A Russian Soyuz rocket blasted 34 satellites into space on Thursday for British operator OneWeb, which aims to provide broadband internet everywhere in the world, Moscow's space agency Roscosmos said.
The London-headquartered company is working to complete the construction of a constellation of low earth orbit satellites to provide enhanced broadband and other services to countries around the planet.
The U.K. company plans for its global commercial internet service to be operational by next year, supported by some 650 satellites.
The Russian rocket, operated by Europe's Arianespace, took off at 18:09 GMT from the Guiana Space Center in French Guiana.
"LIFTOFF!" Russia's Roscosmos space agency tweeted after the launch.
"The Soyuz-ST-B rocket successfully injected the Fregat upper stage with the #OneWeb spacecraft into a suborbital trajectory," the space agency said.

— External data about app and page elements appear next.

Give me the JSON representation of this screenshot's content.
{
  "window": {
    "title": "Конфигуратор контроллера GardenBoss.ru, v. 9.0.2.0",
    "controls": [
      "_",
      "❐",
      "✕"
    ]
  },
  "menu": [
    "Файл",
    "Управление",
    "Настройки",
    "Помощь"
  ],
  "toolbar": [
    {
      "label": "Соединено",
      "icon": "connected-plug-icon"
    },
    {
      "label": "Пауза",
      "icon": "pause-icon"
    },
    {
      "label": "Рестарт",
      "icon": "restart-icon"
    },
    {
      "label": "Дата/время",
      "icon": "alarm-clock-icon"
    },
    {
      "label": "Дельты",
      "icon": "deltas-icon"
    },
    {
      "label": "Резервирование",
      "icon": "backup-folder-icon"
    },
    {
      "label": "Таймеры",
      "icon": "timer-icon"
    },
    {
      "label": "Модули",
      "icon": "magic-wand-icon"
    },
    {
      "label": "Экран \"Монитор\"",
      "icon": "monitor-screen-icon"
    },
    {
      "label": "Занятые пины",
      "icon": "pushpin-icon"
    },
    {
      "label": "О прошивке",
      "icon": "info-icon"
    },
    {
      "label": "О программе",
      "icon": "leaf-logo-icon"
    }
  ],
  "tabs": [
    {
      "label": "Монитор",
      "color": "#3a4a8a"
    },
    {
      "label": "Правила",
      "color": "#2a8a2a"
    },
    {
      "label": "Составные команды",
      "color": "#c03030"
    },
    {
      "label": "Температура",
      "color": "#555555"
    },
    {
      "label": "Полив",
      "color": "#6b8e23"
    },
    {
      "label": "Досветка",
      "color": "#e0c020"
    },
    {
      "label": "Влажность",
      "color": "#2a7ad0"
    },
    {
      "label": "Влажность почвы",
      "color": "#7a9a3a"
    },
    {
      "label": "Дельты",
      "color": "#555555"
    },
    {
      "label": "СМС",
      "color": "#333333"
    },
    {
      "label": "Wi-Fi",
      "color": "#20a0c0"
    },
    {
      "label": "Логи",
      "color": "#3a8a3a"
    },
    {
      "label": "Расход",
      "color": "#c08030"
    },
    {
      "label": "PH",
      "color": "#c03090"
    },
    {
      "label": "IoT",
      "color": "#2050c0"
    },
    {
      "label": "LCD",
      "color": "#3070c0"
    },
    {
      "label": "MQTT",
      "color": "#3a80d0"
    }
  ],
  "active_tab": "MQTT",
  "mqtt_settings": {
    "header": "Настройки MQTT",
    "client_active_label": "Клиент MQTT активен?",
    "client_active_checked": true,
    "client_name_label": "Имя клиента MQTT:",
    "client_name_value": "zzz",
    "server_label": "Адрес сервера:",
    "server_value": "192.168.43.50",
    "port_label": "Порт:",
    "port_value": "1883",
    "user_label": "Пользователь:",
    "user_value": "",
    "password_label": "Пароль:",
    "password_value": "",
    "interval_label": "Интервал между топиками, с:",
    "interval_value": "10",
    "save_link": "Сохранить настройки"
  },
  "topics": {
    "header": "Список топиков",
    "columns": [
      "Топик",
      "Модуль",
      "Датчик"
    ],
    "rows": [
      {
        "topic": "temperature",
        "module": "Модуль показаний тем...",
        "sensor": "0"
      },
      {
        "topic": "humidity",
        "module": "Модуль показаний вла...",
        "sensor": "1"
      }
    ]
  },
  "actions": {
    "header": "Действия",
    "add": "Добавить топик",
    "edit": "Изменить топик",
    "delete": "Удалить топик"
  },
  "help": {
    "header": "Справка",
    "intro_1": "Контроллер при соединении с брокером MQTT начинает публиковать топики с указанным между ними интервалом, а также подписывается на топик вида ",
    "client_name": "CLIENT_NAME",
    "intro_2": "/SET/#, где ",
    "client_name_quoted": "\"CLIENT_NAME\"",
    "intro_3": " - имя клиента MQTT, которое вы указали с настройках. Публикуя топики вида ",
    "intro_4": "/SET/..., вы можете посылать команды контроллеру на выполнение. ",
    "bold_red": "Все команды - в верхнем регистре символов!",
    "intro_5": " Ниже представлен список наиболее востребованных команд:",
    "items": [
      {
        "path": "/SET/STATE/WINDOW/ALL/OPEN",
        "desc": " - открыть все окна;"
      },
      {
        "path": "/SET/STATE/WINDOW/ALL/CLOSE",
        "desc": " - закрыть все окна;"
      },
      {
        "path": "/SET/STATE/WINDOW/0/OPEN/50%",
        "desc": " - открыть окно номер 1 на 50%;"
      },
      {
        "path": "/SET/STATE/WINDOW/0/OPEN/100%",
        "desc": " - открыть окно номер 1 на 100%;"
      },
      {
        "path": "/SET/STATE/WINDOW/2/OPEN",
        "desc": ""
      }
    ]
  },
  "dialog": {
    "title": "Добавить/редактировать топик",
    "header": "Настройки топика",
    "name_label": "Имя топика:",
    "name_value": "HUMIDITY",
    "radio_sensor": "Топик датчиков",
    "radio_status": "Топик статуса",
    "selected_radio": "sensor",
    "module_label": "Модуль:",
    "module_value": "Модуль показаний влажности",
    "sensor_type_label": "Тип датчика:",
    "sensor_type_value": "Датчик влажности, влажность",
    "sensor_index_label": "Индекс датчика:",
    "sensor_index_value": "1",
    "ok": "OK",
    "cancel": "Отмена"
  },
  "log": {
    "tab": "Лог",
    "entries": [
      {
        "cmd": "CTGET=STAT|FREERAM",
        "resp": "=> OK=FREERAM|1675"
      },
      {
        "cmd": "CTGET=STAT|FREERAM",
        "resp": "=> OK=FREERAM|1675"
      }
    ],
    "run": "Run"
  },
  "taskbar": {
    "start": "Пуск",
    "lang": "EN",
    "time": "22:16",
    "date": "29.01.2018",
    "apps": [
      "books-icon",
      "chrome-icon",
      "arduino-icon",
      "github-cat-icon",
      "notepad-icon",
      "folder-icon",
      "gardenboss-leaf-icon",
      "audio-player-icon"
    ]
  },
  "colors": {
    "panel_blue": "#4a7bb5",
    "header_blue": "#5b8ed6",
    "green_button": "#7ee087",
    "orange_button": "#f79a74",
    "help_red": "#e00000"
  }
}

It added that the flight will last 3 hours and 33 minutes.
OneWeb is competing in the race to provide fast internet for the world's remote areas via satellites along with tech billionaire Elon Musk and fellow billionaire Jeff Bezos of Amazon.
Arianespace, which has worked with Russia for close to two decades, is under contract to make 16 Soyuz launches between December 2020 and the end of 2022.